During the first weeks of design I was out looking for and nice block of pine or cherry wood that would be used to create the heart. Sadly I had no luck finding one so Ply wood was used instead as it was made from layers which gave a beautiful grain effect I wanted. The heart was made in two pieces so that the clock-work could be easily installed later.
Once I had both side sanded into a roughly shape the two pieces were taped together to finish off the sanding to get the seam perfectly smooth.
After a week of sanding I put one of the half through the vac-former as a test to see how the tin plates will turn out. The hard part was getting the edges smooth and cutting the plastic off afterwards but the shaped worked perfectly.
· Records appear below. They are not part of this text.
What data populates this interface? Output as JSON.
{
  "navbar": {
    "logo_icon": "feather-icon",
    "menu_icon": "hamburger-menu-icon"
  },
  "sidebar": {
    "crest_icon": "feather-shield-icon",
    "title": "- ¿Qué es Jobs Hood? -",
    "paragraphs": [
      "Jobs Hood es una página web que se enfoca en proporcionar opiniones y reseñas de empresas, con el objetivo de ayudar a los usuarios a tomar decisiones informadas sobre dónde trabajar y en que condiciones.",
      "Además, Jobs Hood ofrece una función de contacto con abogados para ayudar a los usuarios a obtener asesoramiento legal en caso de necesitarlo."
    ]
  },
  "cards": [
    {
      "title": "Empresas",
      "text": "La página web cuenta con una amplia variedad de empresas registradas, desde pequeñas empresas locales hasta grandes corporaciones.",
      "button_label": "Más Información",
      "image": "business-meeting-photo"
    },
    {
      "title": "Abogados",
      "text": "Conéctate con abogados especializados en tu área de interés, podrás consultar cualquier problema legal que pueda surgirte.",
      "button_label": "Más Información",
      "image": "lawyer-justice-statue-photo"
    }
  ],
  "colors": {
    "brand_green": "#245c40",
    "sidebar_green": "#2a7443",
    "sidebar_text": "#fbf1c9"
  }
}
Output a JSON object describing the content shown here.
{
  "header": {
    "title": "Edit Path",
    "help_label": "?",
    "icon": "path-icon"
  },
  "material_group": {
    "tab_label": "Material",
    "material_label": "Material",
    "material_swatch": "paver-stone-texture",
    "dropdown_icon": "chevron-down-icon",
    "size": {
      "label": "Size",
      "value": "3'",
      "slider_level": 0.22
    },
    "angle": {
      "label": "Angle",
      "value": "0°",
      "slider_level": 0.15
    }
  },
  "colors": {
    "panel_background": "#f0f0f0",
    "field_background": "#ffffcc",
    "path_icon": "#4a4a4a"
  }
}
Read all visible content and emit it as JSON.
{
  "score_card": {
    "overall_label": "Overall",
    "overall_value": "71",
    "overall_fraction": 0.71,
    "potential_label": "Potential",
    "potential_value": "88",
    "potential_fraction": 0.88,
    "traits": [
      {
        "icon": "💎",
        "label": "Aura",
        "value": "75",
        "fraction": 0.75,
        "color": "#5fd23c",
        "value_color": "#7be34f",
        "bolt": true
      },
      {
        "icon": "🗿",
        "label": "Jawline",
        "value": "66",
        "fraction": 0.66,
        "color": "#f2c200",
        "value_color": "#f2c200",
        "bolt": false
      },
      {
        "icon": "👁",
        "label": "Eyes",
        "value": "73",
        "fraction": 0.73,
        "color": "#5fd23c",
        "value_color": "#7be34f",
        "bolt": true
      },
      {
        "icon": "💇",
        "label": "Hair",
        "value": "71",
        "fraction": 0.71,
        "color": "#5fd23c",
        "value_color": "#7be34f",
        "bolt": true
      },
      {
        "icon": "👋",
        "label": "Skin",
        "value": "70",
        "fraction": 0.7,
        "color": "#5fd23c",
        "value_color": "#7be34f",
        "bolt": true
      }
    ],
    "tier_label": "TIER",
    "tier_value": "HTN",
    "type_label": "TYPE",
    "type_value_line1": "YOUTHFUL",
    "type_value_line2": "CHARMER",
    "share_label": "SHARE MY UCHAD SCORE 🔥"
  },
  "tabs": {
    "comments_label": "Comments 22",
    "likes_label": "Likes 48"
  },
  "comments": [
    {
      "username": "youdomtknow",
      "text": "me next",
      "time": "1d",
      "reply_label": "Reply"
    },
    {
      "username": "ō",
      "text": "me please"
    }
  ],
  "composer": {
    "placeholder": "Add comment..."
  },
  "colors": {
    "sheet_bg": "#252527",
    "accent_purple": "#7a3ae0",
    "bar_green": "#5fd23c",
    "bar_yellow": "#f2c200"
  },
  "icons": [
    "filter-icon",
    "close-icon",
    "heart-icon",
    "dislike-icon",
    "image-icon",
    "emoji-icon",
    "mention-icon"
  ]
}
Testing the sliver spray paint. You can't see it in the photo but the plastic is scratched to give the effect of machine shopped tin and it comes through nicely.
I then taped the plates in place and drilled 100's of little holes in them for the studs.
Once all the plastic plates where ready it was painting time. The scratches in the plastic came trough in the paint to gie the right weathered metal look, which I was pleased about.
I bit of charcoal dust was added to dirty the plates and then a gloss stray sealed them and also added a nice shine.
The next part was the clockwork on the inside. I got a small moter, think it would be prefect to drive the gears but I could not get the rpm low enough to have the clockwork spinning at a reasonable rate
So the motor was taken out and the innards of a small clock where used. The power of the this motor was hugely limited but it was still able to turn one of the cogs in a nice ticking motion. I set up in a circuit with a switch and battery to allowed a key to turn on and off the clockwork.
Once I knew the circuit work I set in place all of the other cogs and gave then a nice brass colouring.
Through the use of the laser cutter I found a really easy way to make the key that will turn on the switch as well as the keyhole.
I was then time to stain the wood and attach the plates. Then the task of gluing the 100s of studs in place began. Both half's of the heart where glued together at this point. as everything internal had been finished.
This was something fun. The pipes that left the heart were at first going to be made from plastic but the bend in them never turned out right so I moved onto metal. Luckily the college has a metal workshop so I was able to heat up and bend a pipe into the shape I need.
The last piece made for the heart where exterior wires covering the front, made to look like veins powering the body. I used the to scale mock up heart to plan out the shape. Painting them red and blue was a tough choice but I was told that the added colour would be good for the model and after seeing the finished results it was the right call.
And here we had the finished piece. I was really happy with hoe this turned out. All that sanding, and drilling and trouble with the cogs all paid off in the end.